After CMS first proposed the steep cut over the summer, ACEP said that they provided other policy recommendations to the agency that would completely eliminate, or at least mitigate, the reduction.
"Instead, CMS chose to finalize a cut that will reverberate beyond just Medicare to other payors including private insurance, which often structure their payments to emergency physicians and other providers based on these Medicare rates. This will result in significant reimbursement reductions as well as widespread uncertainty and disruption across the system," ACEP wrote in a press release on Dec. 1.
CMS told FOX TV Stations that the payment changes were informed by recommendations from the American Medical Association.
"These changes were enacted last year, when CMS took steps to increase payment rates for evaluation and management codes, often known as common office visits, reflecting the most significant revision in payment to the E/M codes since they were instituted," CMS said in a statement to FOX TV Stations.
"The increase in payment for E/M codes, as with any changes in payment for specific services, must be implemented in accordance with statutorily mandated budget neutrality requirements. As we increase payment in certain places to drive value in healthcare, especially for chronic care management and preventive care, we also must by law decrease payment for other services to maintain budget neutrality," the statement read.
But Moreno pushed back on that assertion, saying CMS was mischaracterizing the sort of care that emergency physicians often render to patients with chronic conditions.
"Where do you get the information that says that emergency surgeons and physicians and anesthesiologists are not managing the chronically ill?" Moreno asked. "As an emergency physician, I can tell you that probably 50% of the people that I see every day are coming in because they need me to manage their chronic illness."
CMS said the new rule will go into effect on Jan. 1 "as long-planned" and will "bring Medicare payment in line with the value that common office visits render to the patient and broader healthcare system."
"We value the contributions of all providers caring for patients on the front-lines of this historic pandemic, but this action is designed to address fundamental problems in Medicare reimbursement that long pre-date the current public health emergency. It is also important to note that physicians that see a higher proportion of patients’ visits will see increases in payments compared to physicians that do fewer visits or more procedures," CMS wrote.
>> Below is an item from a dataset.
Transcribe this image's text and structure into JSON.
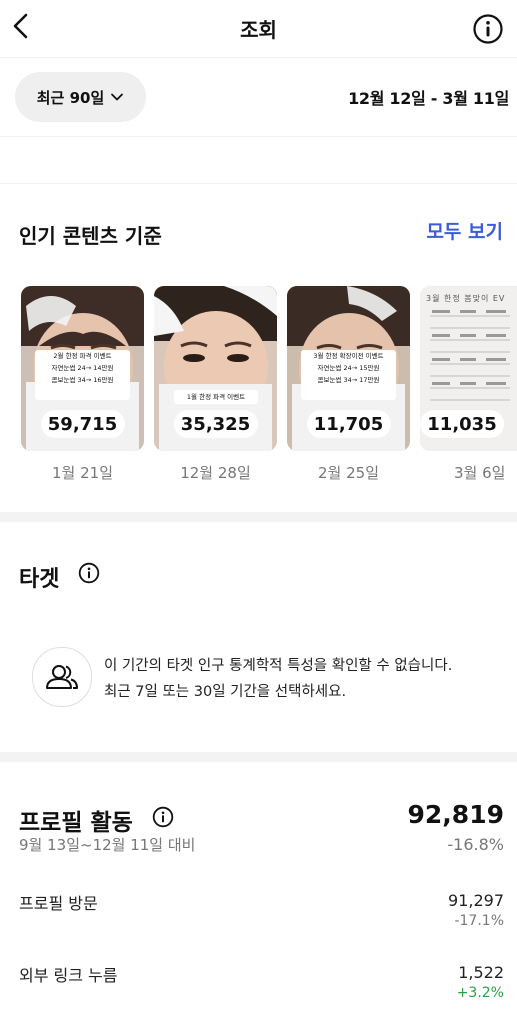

ACEP, along with other health care organizations, believe the only way to prevent the cuts from taking place is for Congress to pass legislation holding physicians harmless from Medicare cuts during the pandemic.
The bill — introduced by Rep. Ami Bera, M.D., D-Calif., and Rep. Larry Bucshon, M.D., R-Ind. — would "temporarily maintain for the next two years physicians’ reimbursement in Medicare at 2020 levels if they were otherwise scheduled to receive a payment cut," ACEP said.
"Emergency physicians have courageously faced a global pandemic that has shaken our health care system to its core, unwavering in their commitment to their patients despite potentially deadly exposure to the disease for themselves and their families," said Rosenberg. "Congress must act now in order for them to continue playing this vital role in our communities."
"We are seeing a lot of burnout," Moreno said. "The physician suicide rate is twice that of the rest of the country. We’re seeing individuals leaving the field."
The U.S. continues to experience a record number of daily COVID-19 cases and hospitalizations, along with the heartbreaking reality of more than 310,000 U.S. deaths from the deadly disease.
"To think, now we can just absorb in our country 3,000 deaths a day as though it were just business as usual. It just represents a moral failing," said Jennifer Nuzzo, a public health researcher at Johns Hopkins to the Associated Press.